What does “qualifying” mean?
I have been requested to chair a "Reflections" meeting next Monday. How little time should I spend in qualifying myself? Can you briefly explain "qualifying?"
In some locations, people use the term "qualifying" to refer to the time when a speaker begins a meeting with a brief background about their drinking. In many places, if you asked how you "qualify" they would have no idea what you were talking about.
"Qualifying" is often done in the rough format of "What it was like, what happened and what it is like now." This refers to what a person's life was like, what happened when they finally quit, and how A.A.'s fellowship and program of recovery affected them.
Sometimes qualifying takes the form of what is often disparagingly called a "drunk-o-log" where a person tells some drinking horror stories, mentions that they got sober and then opens the meeting.
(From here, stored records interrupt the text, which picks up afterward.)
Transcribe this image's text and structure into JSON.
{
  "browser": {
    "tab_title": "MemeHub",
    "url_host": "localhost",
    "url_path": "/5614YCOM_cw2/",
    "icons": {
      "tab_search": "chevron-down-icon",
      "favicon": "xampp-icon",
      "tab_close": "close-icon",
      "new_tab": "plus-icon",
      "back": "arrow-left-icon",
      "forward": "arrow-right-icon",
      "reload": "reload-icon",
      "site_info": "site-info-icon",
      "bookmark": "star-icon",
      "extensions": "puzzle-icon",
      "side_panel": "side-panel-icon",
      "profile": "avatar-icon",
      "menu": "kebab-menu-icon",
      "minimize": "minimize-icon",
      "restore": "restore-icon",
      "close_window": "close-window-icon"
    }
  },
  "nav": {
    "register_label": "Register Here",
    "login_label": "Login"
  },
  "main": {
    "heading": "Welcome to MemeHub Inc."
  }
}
The common wisdom in A.A. is that we all know how to drink and how awful it was but since the meeting is about recovery the focus should emphasize how we got sober.
We don't know the exact origin of the term "qualifying," only that sometimes the intent is for a person to say why they are "qualified to speak" in A.A. At other times, qualifying one's self simply refers to briefly summarizing one's experience.
The number of minutes a person should spend talking before opening a meeting, and if they should talk about themselves at all, varies greatly from place to place. There is no standard way to conduct any type of meeting.
When the question of local practice arises it's usually best to talk to members of that group because each group makes their own customs.
It is best not to assume much since a great deal about the conduct of meetings can vary from group to group. Since, by Tradition, each group is the highest authority in A.A. their customs should be respected.